The term “new song” appears about ten times in Scripture. It is a label for a victory song; fresh praise for fresh victories. The term “new song” is always found with the indefinite article “a new song.” There is nothing in the Old Testament to which we can point and say, “this is the new song.” It a different song for different victories. The emphasis is on the newness, rather than that song itself. This song celebrates fresh victory, anticipating a victory in which all nations will share and culminates in the eternally fresh praise of the redeeming Lamb.


A Song that Israel Sang

Israel’s hymn book was the Psalter, which, for the most part was prepared for Temple worship. However, often in Israel’s history, the nation had cause to break into spontaneous praise.For example, Moses’ song of deliverance from the pursuing Egyptian army (Exodus 15:1ff); there is also the song of Hannah concerning the birth of Samuel (I Samuel 2:1-10). When the Israelites returned from Babylon and the foundation of the new temple was laid, or at the dedication of the walls, spontaneous songs of praise characterised the event (Ezra 3:11, Nehemiah 12:27ff).When Hezekiah restored temple worship he burst into a song of praise (2 Chronicles 29:28). These, and other Old Testament events, were occasions for a new song.

In Psalm 40, the Psalmist had a new song. He had waited for the Lord in a particular situation, and the Lord delivered him. Notice the close link between the victory and the victory song. The song is part of the victory event; the psalmist waited, God turned, heard, lifted him up, set and established him and put a song in his heart. It was the Lord who put the praise in his heart, expressing thankfulness for deliverance. God puts praise in the heart and then receives it as coming from us.

Throughout the Psalms, however, the imperative is used, and we are reminded to sing “a new song.” This implies forgetfulness and indifference to our responsibility to praise (Psalm 33:3; 96:1; 98:1; 149:1).


A Song that the Nations will Sing
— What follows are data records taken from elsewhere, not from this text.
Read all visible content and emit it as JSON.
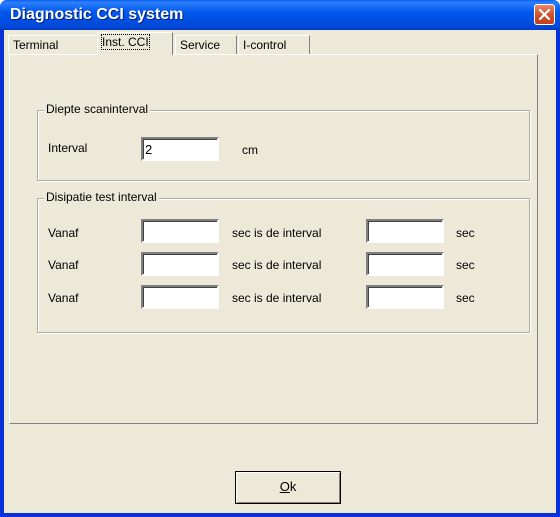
{
  "window": {
    "title": "Diagnostic CCI system"
  },
  "tabs": [
    {
      "label": "Terminal",
      "selected": false
    },
    {
      "label": "Inst. CCI",
      "selected": true
    },
    {
      "label": "Service",
      "selected": false
    },
    {
      "label": "I-control",
      "selected": false
    }
  ],
  "scan_group": {
    "legend": "Diepte scaninterval",
    "interval_label": "Interval",
    "interval_value": "2",
    "unit": "cm"
  },
  "dissipation_group": {
    "legend": "Disipatie test interval",
    "rows": [
      {
        "from_label": "Vanaf",
        "from_value": "",
        "middle_label": "sec is de interval",
        "to_value": "",
        "unit": "sec"
      },
      {
        "from_label": "Vanaf",
        "from_value": "",
        "middle_label": "sec is de interval",
        "to_value": "",
        "unit": "sec"
      },
      {
        "from_label": "Vanaf",
        "from_value": "",
        "middle_label": "sec is de interval",
        "to_value": "",
        "unit": "sec"
      }
    ]
  },
  "buttons": {
    "ok_mnemonic": "O",
    "ok_rest": "k"
  }
}
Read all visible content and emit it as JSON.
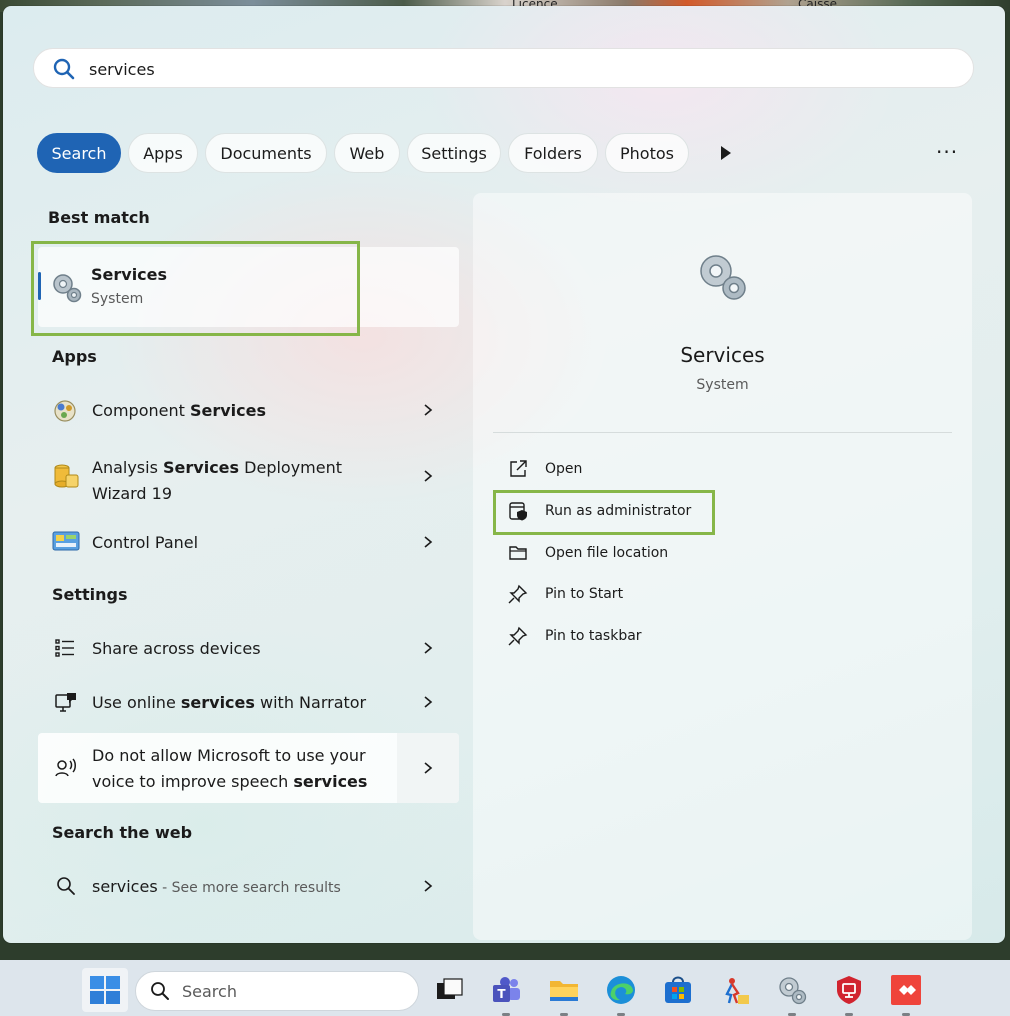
{
  "desktop": {
    "peek_left": "Licence",
    "peek_right": "Caisse"
  },
  "search": {
    "query": "services",
    "placeholder": ""
  },
  "filters": {
    "items": [
      "Search",
      "Apps",
      "Documents",
      "Web",
      "Settings",
      "Folders",
      "Photos"
    ],
    "active": "Search",
    "more_icon": "play-arrow-icon",
    "overflow_icon": "ellipsis-icon"
  },
  "best_match": {
    "heading": "Best match",
    "title": "Services",
    "subtitle": "System",
    "icon": "gears-icon"
  },
  "apps": {
    "heading": "Apps",
    "items": [
      {
        "pre": "Component ",
        "bold": "Services",
        "post": "",
        "icon": "component-services-icon"
      },
      {
        "pre": "Analysis ",
        "bold": "Services",
        "post": " Deployment",
        "line2": "Wizard 19",
        "icon": "analysis-services-icon"
      },
      {
        "pre": "Control Panel",
        "bold": "",
        "post": "",
        "icon": "control-panel-icon"
      }
    ]
  },
  "settings": {
    "heading": "Settings",
    "items": [
      {
        "pre": "Share across devices",
        "bold": "",
        "post": "",
        "icon": "share-list-icon"
      },
      {
        "pre": "Use online ",
        "bold": "services",
        "post": " with Narrator",
        "icon": "narrator-icon"
      },
      {
        "pre": "Do not allow Microsoft to use your",
        "line2pre": "voice to improve speech ",
        "line2bold": "services",
        "icon": "speech-icon"
      }
    ]
  },
  "web": {
    "heading": "Search the web",
    "query": "services",
    "suffix": " - See more search results",
    "icon": "search-icon"
  },
  "detail": {
    "title": "Services",
    "subtitle": "System",
    "actions": [
      {
        "label": "Open",
        "icon": "open-external-icon"
      },
      {
        "label": "Run as administrator",
        "icon": "admin-shield-icon"
      },
      {
        "label": "Open file location",
        "icon": "folder-icon"
      },
      {
        "label": "Pin to Start",
        "icon": "pin-icon"
      },
      {
        "label": "Pin to taskbar",
        "icon": "pin-icon"
      }
    ]
  },
  "taskbar": {
    "search_label": "Search",
    "apps": [
      "start-icon",
      "task-view-icon",
      "teams-icon",
      "file-explorer-icon",
      "edge-icon",
      "store-icon",
      "app-icon",
      "services-icon",
      "security-icon",
      "anydesk-icon"
    ]
  },
  "colors": {
    "accent": "#1f64b4",
    "highlight_box": "#86b648"
  }
}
The “new song” also has a missional purpose and goal. David is confident that “many shall see it…and shall trust in the Lord” (Psalm 4:3). In Psalm 96:1 and also Psalm 98:1 the missional intent of the new song theme is explicit; “all the earth” is invited—commanded—to sing. These Psalms imply that there is some event to come, which all people of the earth would be interested and from which “all nations”would benefit.

The victory that God gave David (Psalm 40), opened David’s ears (Vs. 6) and his heart (Vs. 8) to see that the sacrifices and offerings associated with this praise will be completed in Christ. Christ will come as the sacrifice to end all sacrifices (Vs. 7 cf. Hebrews 10:5), a sacrifice that would benefit every kindred,and tongue, and people, and nation” (Revelation 5:9).

This is a song about Christ, His life, His death, His victory, His glory. It is a song that celebrates Christ, redemption accomplished and applied. The subject of the song is always the same, but the freshness never leaves.


A Song that will Unite the Praise of Heaven.

In his vision on the Isle of Patmos, John saw the Lamb, who alone had earned the right to approach the throne. As He took the scroll, the whole Church fell before Him and in unison sang a “new song.” This is the only time the words of “a new song” are recorded.

“Thou art worthy to take the book, 
and to open the seals thereof:
for thou wast slain,
and hast redeemed us to God
by thy blood out of every kindred,
and tongue, and people, and nation;
And hast made us unto our God kings and priests:
and we shall reign on the earth.”  (Revelation 5:9-10)

The angels join in this song with the saints, in loud, awe-inspiring voice, and every creature swells the choirs of heaven and the volume of eternal praise. When David sang his new song, and when the saints gather today to join with those who’ve gone before, and with those from every nation, this is the praise we anticipate.